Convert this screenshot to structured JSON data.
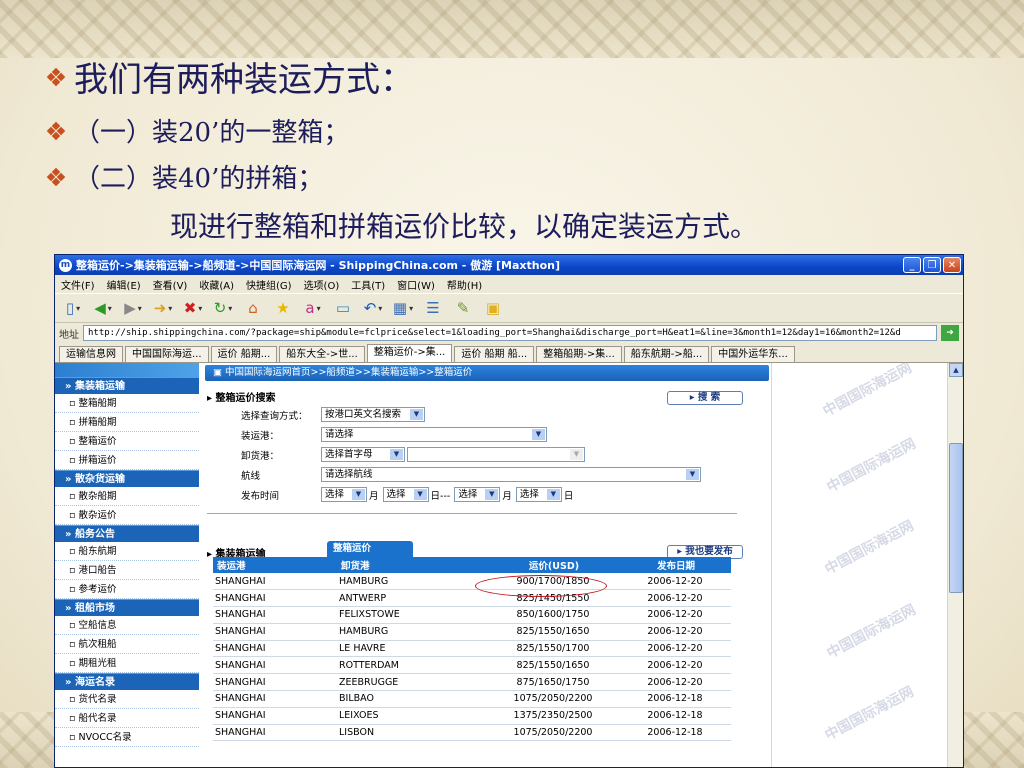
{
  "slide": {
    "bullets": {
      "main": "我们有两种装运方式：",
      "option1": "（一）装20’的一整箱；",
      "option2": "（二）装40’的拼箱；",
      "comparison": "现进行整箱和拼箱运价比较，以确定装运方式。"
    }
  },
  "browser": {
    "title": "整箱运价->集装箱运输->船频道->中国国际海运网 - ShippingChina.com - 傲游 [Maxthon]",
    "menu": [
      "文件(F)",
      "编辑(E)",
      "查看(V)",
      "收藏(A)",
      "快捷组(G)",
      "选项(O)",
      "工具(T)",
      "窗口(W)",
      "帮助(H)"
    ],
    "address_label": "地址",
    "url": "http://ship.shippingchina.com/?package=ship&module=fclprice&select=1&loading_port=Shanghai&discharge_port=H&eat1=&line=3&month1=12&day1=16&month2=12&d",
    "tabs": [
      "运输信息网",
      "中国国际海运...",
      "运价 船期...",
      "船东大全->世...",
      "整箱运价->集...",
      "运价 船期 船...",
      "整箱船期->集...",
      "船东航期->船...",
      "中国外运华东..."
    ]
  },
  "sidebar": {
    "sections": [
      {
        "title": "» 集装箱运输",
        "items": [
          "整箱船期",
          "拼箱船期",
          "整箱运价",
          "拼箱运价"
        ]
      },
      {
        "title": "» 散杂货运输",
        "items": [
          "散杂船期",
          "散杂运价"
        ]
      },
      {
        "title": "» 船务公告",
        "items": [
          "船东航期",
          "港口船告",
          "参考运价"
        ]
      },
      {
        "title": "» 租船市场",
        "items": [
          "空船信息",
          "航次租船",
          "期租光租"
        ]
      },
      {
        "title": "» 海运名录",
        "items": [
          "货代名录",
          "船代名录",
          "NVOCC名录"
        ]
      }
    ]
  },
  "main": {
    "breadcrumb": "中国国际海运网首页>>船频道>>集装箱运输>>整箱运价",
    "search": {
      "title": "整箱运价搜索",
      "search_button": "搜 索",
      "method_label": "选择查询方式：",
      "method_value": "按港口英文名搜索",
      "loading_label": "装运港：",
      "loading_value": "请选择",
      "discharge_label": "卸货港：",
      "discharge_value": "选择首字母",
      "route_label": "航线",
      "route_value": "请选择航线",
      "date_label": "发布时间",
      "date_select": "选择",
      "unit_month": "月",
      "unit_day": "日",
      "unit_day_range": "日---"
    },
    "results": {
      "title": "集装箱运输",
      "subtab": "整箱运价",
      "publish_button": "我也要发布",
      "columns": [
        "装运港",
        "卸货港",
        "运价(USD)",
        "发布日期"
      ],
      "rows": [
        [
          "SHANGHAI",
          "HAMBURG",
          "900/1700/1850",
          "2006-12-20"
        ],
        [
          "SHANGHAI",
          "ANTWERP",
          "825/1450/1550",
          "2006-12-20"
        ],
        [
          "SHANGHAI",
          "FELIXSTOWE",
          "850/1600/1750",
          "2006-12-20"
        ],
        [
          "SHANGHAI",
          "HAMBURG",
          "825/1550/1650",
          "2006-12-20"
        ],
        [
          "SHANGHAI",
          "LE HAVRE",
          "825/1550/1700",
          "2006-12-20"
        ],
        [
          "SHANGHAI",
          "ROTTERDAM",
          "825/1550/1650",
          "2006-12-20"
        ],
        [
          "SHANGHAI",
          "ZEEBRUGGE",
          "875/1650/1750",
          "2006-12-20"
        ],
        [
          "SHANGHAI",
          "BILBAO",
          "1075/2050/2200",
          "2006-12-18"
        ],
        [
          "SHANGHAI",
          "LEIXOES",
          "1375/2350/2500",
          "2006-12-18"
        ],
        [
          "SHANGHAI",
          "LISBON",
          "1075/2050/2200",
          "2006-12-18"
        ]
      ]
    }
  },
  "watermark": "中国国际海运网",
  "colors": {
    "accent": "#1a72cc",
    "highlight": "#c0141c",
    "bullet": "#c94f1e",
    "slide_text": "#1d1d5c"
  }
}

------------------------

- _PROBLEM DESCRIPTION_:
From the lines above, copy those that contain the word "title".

- _EXERCISE SOLUTION_:
    "title": "整箱运价->集装箱运输->船频道->中国国际海运网 - ShippingChina.com - 傲游 [Maxthon]",
        "title": "» 集装箱运输",
        "title": "» 散杂货运输",
        "title": "» 船务公告",
        "title": "» 租船市场",
        "title": "» 海运名录",
      "title": "整箱运价搜索",
      "title": "集装箱运输",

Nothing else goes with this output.